(Excerpts from an interface dataset)
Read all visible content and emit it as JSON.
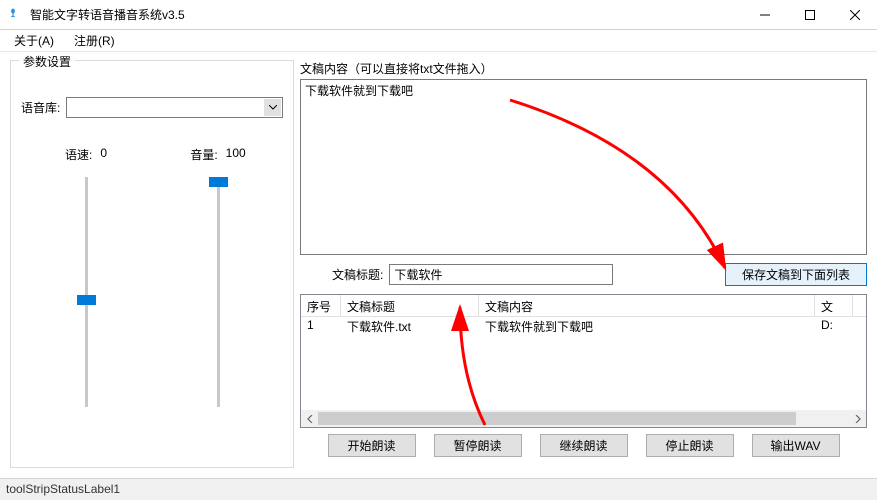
{
  "window": {
    "title": "智能文字转语音播音系统v3.5"
  },
  "menu": {
    "about": "关于(A)",
    "register": "注册(R)"
  },
  "params": {
    "legend": "参数设置",
    "voice_lib_label": "语音库:",
    "speed_label": "语速:",
    "speed_value": "0",
    "volume_label": "音量:",
    "volume_value": "100"
  },
  "content_area": {
    "label": "文稿内容（可以直接将txt文件拖入）",
    "text": "下载软件就到下载吧"
  },
  "doc_title": {
    "label": "文稿标题:",
    "value": "下载软件",
    "save_btn": "保存文稿到下面列表"
  },
  "list": {
    "headers": {
      "seq": "序号",
      "title": "文稿标题",
      "content": "文稿内容",
      "path": "文"
    },
    "rows": [
      {
        "seq": "1",
        "title": "下载软件.txt",
        "content": "下载软件就到下载吧",
        "path": "D:"
      }
    ]
  },
  "buttons": {
    "start": "开始朗读",
    "pause": "暂停朗读",
    "resume": "继续朗读",
    "stop": "停止朗读",
    "export": "输出WAV"
  },
  "status": "toolStripStatusLabel1"
}
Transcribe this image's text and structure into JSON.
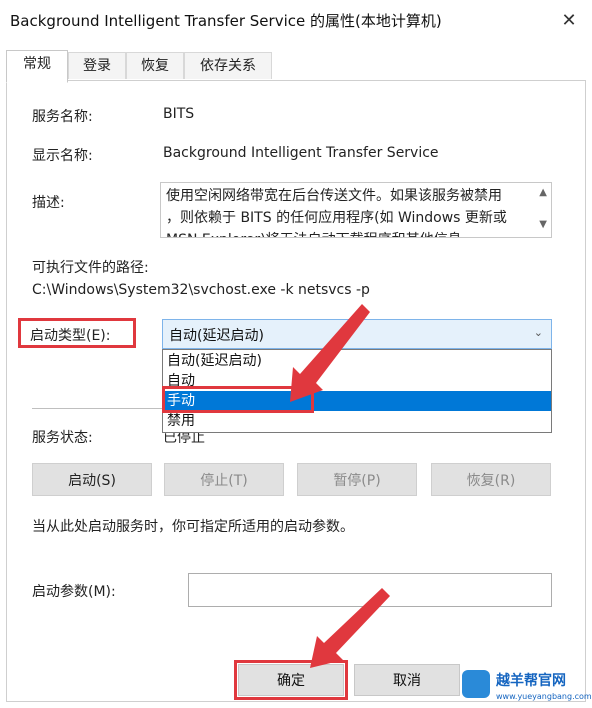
{
  "window": {
    "title": "Background Intelligent Transfer Service 的属性(本地计算机)",
    "close_glyph": "✕"
  },
  "tabs": [
    {
      "label": "常规",
      "active": true
    },
    {
      "label": "登录",
      "active": false
    },
    {
      "label": "恢复",
      "active": false
    },
    {
      "label": "依存关系",
      "active": false
    }
  ],
  "general": {
    "service_name_label": "服务名称:",
    "service_name_value": "BITS",
    "display_name_label": "显示名称:",
    "display_name_value": "Background Intelligent Transfer Service",
    "description_label": "描述:",
    "description_lines": [
      "使用空闲网络带宽在后台传送文件。如果该服务被禁用",
      "，则依赖于 BITS 的任何应用程序(如 Windows 更新或",
      "MSN Explorer)将无法自动下载程序和其他信息"
    ],
    "path_label": "可执行文件的路径:",
    "path_value": "C:\\Windows\\System32\\svchost.exe -k netsvcs -p",
    "startup_type_label": "启动类型(E):",
    "startup_type_selected": "自动(延迟启动)",
    "startup_options": [
      "自动(延迟启动)",
      "自动",
      "手动",
      "禁用"
    ],
    "highlighted_option": "手动",
    "status_label": "服务状态:",
    "status_value": "已停止",
    "buttons": {
      "start": "启动(S)",
      "stop": "停止(T)",
      "pause": "暂停(P)",
      "resume": "恢复(R)"
    },
    "hint": "当从此处启动服务时，你可指定所适用的启动参数。",
    "params_label": "启动参数(M):",
    "params_value": ""
  },
  "footer": {
    "ok": "确定",
    "cancel": "取消"
  },
  "watermark": {
    "text": "越羊帮官网",
    "url": "www.yueyangbang.com"
  },
  "colors": {
    "annotation_red": "#e0383e",
    "selection_blue": "#0078d7",
    "combo_bg": "#e5f1fb"
  },
  "icons": {
    "close": "close-icon",
    "chevron": "chevron-down-icon",
    "scroll_up": "scroll-up-icon",
    "scroll_down": "scroll-down-icon"
  }
}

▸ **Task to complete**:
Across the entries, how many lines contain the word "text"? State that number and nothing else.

▸ **Exercise output**:
3